If you’re unfamiliar with the appearance of this female year ’round resident, here’s a closeup of a female Red-belly, like the one in the hole above. The red on the her head reaches only to the crown unlike the male on which the red feathers extend from the nape to the beak.
Later in the week, a small, blue-gray Sharp -shinned Hawk (Accipiter striatus) shot by me on the western side of the woods. As I’d crested a rise, this little woodland hawk, the smallest hawk in North America, had spotted me from a low limb, immediately leapt into the air and flew off with consummate skill among the tree limbs. Here’s a photo of one scoping out prey from a bush in a previous winter. Sharp-shinned hawks often pounce on mice and, unfortunately songbirds, from low branches. So I may have thwarted a hungry raptor, who like all birds was trying to bulk up for the winter months.
With these hungry raptors hunting around the woods, the American Tree Sparrow (Spizella arborea), which seems to be the only sparrow around right now, hid within the protective branches of a bush. Pretty effective camouflage.
A flock of American Crows (Corvus brachyrhynchos) could be heard in the distance, too. Crows frequently mob hawks, harassing them with dive-bombing and noise to drive them from their territories. This may have been just late fall group behavior (left), but I have seen hawks and crows in conflict before in Bear Creek (right). (Rest your cursor on the photos for captions.)
The woods provided a couple of other fun moments. A wary doe near Gunn Road stalked along behind the trees, but curiosity about the cameras always seems to seduce White-tailed Deer (Odocoileus virginianus). They just have to turn and look.
And one of the fun natural features of the park showed up nicely in the snow the week before last – what I call The Mitten Stone. I forgot to include it in last week’s blog. Now that’s Pure Michigan, isn’t it?
The Forest: Dabs of Color in the Brown-Gray Landscape
Mushrooms (the seeding parts of underground fungi), lichens and mosses did their part again this week to add bits of color here and there to the rather somber backdrop of late fall. I’m no mushroom expert so no specific identifications here. Does anyone know a reliable site? (Click on images to enlarge.
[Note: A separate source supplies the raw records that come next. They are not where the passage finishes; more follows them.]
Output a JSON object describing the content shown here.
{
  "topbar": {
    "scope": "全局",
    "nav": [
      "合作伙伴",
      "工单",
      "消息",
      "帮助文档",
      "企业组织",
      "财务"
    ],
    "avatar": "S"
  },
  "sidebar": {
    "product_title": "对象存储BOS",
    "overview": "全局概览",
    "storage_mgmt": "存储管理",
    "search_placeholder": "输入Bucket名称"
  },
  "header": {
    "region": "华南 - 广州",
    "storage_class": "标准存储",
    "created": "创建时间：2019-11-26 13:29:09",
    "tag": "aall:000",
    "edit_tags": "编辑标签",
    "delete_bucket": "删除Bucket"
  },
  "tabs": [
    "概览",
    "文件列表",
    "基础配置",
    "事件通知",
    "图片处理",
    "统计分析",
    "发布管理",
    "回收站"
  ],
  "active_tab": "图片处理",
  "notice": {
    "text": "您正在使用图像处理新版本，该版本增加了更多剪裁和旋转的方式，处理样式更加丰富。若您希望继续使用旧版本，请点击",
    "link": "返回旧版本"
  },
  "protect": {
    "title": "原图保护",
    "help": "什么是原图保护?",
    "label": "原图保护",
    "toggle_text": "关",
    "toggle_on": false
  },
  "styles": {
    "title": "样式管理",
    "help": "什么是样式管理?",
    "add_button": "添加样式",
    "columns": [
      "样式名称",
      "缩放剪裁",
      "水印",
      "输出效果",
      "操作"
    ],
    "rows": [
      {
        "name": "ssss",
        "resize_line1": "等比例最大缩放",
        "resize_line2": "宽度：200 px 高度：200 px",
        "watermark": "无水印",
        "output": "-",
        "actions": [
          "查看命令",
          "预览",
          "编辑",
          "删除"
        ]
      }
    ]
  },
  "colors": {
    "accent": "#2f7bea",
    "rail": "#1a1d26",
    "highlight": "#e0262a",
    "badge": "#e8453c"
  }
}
Rest your cursor on a photo for a caption)
I’m a firm believer that there’s no bad weather for walking, just bad clothing. Try a rainy walk at Bear Creek in a sturdy raincoat and good boots – or with an umbrella – and see how the moisture saturates the colors. Or let the frost prickle your nose on a super cold morning. A long walk or a short stroll, you’re bound to discover something worth the trip.
*Footnote: As well as Oakland Township Stewardship Manager, Dr. Ben VanderWeide, my sources for information are as follows: Ritland, D. B., & Brower, L. P. (1991);Stokes Nature Guides: A Guide to Bird Behavior Volumes 1-3, Allaboutbirds.org, the website of the Cornell Ornithology Lab at Cornell University; Wikipedia; http://www.butterfliesandmoths.org; Herbarium of the University of Michigan at michiganflora.net.; various Michigan Field Guides by Stan Tekiela; Butterflies of Michigan Field Guide by Jaret C. Daniels; University of Wisconsin's Bug Lady at www4.uwm.edu/fieldstation/naturalhistory/bugoftheweek/ for insect info http://www.migrationresearch.org/mbo/id/rbgr.html for migration info; invaluable wildflower identification from local expert, Maryann Whitman; experienced birder Ruth Glass, bird walk leader at Stoney Creek Metro Park for bird identification;Birds of North American Online; Audubon.org, Nature in Winter by Donald Stokes, Trees in My Forest by Bernd Heinrich, Winter World by Bernd Heinrich